Gators' D a must-see
Published: Wednesday, January 30, 2013 at 6:01 a.m.
Last Modified: Thursday, January 31, 2013 at 12:53 a.m.
I could give you all kinds of statistics to illustrate how well Florida has played defensively this year. I could show you where they rank nationally and in the SEC. I could recite numbers like points allowed per game and shooting percentages for the opposition.
Or I could just give you the most impressive number from Wednesday night — Florida limited South Carolina to the fewest points the Gamecocks have scored in their 21-year SEC history.
But really, the numbers are just props. To really understand how well this team is playing defensively, you have to watch them do it.
And I don't mean the highlight-reel stuff where there's a block on one end and a dunk at the other (although that did happen Wednesday night against South Carolina). I mean the possession-after-possession relentless combination of effort, skill and basketball IQ.
The first half against South Carolina was a defensive clinic. Just four days ago, the Gamecocks scored 75 points and made 30 field goals in a win over Arkansas. On Wednesday, they made three field goals in the first half.
Every possession looked like torture for Frank Martin's team. It started with a pair of turnovers and didn't get much better. The Gamecocks wouldn't have reached double figures if Mike Rosario had not hung on the rim after a dunk and given them two free throws late in the first half.
The second half was more of the same.
There are several reasons why Florida is playing such great defense and certainly one of them is that they haven't exactly been going up against LeBron and Kobe. Still, to do what they are doing would be impressive against the guys at the YMCA.
“I think that was our best defensive game of the year,” said guard Scottie Wilbekin.
It's a combination of things that are working for these Gators defensively, and it usually is with a great defensive team. This isn't one of those great shot-blocking teams (in SEC games, Florida ranks 10th in the conference in blocked shots and Kentucky has almost three times more), but they make life uncomfortable around the basket.
The turn you over with the press, but here is one thing I have seen with this team that hasn't always been a strength of Donovan defenses — even when the opponent beats the press, it rarely results in fast-break points.
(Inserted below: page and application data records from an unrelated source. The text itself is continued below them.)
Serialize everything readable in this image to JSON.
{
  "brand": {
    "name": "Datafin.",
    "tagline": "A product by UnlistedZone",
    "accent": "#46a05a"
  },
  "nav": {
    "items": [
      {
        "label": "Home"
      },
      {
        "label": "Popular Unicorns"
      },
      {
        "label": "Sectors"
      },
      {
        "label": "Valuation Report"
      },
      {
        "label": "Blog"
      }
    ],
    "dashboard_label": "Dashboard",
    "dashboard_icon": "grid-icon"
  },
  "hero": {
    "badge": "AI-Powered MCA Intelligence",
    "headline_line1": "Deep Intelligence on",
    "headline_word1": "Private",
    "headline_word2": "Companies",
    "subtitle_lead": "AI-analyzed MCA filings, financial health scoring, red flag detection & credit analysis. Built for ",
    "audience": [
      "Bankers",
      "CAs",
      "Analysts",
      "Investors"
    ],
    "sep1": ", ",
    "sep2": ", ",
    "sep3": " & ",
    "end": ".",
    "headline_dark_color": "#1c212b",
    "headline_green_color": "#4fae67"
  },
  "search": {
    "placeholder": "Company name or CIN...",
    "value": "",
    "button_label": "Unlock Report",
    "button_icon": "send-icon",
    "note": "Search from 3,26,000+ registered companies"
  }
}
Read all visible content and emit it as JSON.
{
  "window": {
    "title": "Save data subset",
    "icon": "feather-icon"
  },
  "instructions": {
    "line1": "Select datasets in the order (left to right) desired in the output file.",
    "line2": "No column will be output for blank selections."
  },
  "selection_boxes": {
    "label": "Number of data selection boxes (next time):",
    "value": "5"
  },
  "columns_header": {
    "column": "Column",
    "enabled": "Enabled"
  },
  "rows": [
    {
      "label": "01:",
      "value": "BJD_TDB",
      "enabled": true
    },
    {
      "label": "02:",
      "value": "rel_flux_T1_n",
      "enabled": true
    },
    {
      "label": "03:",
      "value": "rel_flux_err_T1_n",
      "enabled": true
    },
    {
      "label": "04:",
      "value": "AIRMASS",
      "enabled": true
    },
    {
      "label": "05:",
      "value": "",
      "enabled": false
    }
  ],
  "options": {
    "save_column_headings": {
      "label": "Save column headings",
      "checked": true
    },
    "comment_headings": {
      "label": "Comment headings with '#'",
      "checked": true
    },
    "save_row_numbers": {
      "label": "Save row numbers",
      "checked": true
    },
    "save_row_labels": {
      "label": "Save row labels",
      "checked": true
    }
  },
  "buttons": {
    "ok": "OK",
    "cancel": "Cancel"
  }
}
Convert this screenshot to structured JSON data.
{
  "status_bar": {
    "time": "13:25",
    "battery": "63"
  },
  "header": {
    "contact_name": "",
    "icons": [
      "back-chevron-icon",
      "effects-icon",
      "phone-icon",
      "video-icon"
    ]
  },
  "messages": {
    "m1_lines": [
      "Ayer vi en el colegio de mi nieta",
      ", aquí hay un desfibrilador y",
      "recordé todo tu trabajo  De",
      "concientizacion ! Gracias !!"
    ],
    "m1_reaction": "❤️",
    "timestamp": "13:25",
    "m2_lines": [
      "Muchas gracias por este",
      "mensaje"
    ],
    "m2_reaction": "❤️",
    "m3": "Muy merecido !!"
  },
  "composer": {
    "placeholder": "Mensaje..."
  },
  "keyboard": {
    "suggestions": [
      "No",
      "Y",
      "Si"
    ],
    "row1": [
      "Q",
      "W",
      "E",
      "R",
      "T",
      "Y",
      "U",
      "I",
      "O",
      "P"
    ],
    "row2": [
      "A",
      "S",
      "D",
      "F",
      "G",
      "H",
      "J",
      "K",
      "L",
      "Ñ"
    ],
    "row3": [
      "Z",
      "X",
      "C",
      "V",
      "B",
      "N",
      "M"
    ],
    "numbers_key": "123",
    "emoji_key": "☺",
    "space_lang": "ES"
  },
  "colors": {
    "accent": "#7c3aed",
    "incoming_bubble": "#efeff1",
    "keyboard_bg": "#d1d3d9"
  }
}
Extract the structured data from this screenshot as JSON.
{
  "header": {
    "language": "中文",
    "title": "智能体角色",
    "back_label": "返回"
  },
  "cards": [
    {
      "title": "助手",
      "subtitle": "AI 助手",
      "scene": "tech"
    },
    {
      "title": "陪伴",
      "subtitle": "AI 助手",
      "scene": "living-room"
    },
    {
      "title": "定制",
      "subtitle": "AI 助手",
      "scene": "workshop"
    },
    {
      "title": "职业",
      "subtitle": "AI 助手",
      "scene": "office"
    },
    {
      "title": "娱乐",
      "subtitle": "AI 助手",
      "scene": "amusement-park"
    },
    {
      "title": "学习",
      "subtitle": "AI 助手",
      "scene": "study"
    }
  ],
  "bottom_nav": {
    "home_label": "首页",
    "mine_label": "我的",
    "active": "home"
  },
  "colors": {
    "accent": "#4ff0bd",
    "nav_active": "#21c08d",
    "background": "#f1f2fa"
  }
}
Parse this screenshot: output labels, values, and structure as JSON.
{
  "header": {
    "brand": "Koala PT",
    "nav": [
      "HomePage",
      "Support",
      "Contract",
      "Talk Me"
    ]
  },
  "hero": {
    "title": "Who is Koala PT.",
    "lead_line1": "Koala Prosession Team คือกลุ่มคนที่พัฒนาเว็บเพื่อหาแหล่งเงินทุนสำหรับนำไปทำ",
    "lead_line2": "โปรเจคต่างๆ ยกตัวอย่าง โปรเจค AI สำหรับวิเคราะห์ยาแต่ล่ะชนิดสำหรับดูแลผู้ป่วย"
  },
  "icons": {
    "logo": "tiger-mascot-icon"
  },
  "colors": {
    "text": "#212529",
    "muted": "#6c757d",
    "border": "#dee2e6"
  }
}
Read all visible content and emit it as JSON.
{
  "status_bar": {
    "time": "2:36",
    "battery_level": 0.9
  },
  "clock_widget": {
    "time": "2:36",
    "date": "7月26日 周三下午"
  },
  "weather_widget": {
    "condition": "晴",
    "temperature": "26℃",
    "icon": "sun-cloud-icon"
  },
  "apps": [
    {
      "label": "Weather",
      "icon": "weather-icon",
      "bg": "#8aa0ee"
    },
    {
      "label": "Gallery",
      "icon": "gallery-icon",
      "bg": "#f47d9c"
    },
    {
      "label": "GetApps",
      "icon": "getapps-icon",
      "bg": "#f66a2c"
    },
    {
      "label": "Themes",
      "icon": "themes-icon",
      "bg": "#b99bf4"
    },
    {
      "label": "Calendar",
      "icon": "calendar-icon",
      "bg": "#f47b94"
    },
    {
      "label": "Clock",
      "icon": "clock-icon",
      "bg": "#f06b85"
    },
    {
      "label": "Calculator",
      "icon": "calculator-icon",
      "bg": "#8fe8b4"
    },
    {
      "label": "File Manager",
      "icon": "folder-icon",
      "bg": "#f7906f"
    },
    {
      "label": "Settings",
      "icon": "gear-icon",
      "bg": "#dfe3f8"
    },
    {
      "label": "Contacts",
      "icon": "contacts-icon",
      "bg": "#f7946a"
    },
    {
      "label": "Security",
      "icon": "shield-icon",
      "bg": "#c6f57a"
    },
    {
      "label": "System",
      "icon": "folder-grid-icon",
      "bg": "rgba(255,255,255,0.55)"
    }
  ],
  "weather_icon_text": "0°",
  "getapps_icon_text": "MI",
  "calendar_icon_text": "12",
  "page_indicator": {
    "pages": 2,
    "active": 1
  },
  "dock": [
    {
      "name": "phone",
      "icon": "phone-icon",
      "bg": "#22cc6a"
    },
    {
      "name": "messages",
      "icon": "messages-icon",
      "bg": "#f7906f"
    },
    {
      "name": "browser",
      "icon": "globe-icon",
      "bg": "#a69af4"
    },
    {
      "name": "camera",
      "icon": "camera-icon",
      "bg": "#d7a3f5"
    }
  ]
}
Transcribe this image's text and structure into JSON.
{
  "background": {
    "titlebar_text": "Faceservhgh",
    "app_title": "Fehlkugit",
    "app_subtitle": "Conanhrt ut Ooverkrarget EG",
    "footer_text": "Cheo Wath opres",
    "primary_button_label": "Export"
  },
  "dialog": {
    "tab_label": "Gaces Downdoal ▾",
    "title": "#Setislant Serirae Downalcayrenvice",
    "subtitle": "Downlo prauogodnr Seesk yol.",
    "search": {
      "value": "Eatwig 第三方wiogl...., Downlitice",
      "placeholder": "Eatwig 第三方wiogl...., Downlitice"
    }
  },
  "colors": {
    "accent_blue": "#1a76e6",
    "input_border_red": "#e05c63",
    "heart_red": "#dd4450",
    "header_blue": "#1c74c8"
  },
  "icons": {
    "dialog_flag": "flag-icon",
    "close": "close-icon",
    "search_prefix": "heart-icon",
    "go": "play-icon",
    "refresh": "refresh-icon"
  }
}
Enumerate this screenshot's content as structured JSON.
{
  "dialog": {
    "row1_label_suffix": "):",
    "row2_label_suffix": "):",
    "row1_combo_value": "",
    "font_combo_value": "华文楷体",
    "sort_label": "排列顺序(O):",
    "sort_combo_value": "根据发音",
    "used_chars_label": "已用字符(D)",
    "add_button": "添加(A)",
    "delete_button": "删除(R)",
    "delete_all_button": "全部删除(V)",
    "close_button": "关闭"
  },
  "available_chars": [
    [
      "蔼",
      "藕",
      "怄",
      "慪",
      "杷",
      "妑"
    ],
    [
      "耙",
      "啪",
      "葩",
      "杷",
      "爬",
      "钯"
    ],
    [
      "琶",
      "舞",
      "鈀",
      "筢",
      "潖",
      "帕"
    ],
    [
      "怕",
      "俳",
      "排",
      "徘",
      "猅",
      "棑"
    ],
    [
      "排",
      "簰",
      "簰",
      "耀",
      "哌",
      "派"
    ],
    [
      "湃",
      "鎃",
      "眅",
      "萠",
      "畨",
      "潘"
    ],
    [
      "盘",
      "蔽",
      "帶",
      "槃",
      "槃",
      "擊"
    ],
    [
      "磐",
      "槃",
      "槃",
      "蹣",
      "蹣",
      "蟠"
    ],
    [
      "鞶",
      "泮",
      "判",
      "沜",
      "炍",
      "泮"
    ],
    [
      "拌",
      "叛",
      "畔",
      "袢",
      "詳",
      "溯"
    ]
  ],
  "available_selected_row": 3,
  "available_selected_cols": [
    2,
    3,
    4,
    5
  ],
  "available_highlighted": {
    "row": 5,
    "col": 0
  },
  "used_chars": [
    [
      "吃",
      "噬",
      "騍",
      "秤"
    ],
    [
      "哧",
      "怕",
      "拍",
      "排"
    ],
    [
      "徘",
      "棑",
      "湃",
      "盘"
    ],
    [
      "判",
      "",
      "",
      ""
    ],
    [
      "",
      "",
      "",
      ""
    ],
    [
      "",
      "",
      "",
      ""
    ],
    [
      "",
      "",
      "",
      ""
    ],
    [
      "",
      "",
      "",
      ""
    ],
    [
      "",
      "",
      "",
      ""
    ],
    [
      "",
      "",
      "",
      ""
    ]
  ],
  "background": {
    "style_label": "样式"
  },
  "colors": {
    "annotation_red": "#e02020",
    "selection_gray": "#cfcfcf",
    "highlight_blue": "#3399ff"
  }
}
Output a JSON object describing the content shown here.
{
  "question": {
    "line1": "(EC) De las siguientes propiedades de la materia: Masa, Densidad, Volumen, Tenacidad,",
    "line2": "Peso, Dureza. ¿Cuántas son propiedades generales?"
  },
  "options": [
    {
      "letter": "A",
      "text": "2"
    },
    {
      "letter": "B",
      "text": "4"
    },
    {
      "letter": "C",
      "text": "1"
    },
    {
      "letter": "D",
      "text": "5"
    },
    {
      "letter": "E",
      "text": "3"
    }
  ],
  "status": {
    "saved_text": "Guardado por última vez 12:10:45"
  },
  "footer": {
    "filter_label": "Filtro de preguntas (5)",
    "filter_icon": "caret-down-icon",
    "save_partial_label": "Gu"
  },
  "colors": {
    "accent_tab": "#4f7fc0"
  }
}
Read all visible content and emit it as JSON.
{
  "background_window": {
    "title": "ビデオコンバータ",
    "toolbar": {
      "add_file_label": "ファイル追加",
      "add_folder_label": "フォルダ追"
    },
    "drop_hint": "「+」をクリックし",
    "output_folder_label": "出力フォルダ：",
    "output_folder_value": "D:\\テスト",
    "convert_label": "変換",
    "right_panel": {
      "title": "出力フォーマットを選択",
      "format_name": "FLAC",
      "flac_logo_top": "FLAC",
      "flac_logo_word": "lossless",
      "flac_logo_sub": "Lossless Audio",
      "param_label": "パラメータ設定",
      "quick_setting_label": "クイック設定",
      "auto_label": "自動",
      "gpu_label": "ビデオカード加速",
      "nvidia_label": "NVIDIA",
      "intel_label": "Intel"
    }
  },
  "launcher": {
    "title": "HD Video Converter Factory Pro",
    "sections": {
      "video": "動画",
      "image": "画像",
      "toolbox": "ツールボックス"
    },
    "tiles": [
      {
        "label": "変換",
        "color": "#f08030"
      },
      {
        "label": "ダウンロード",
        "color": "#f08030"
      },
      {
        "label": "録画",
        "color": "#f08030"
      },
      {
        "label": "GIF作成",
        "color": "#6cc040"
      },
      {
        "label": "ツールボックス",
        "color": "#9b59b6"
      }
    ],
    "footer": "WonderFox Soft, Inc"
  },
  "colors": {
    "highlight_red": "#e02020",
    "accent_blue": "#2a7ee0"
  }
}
Including last night, Florida has allowed six fast-break points or fewer in 16 of 19 games.
“Our guys understand when we practice the press that they have to rehearse making decisions on their own,” said Florida coach Billy Donovan.
Certainly, the experience this team has is a huge factor because these guys have been around long enough to know that it's fun to make 3s and dunks, but you still have to defend whether you make or miss.
It's rare that a team is this good defensively without a bunch of upperclassmen.
“I think that's 80 percent of it,” said guard Kenny Boynton. “We've been to two straight Elite Eights so the guys understand the mentality of defense. You have a lapse on defense, it can cost you.”
It helps to have a guy like Patric Young, who covers so much ground for a big man when teams try to set screens.
And it helps to have a pretty good offense, too. With the exception of the game at Georgia, the Gators have rolled to big leads early and put their opponents into almost a panic mode.
“What allows them to be so good on defense is how good they are on offense,” said South Carolina coach Frank Martin.
And that's another way the offense helps the defense. Florida doesn't take a bunch of bad shots so the defenders are in position on the other end.
You put it all together, and the numbers make sense.
“They're rock solid,” said Martin. “They're sound. Their defense is always where it belongs.”
There is still a long way to go in this season, and there are better offensive teams on the horizon starting Saturday with Ole Miss.
But the way this defense is playing, well, you've just got to see it.
Contact Pat Dooley at 352-374-5053 or at email@example.com. And follow at Twitter.com/Pat_Dooley.
Reader comments posted to this article may be published in our print edition. All rights reserved. This copyrighted material may not be re-published without permission. Links are encouraged.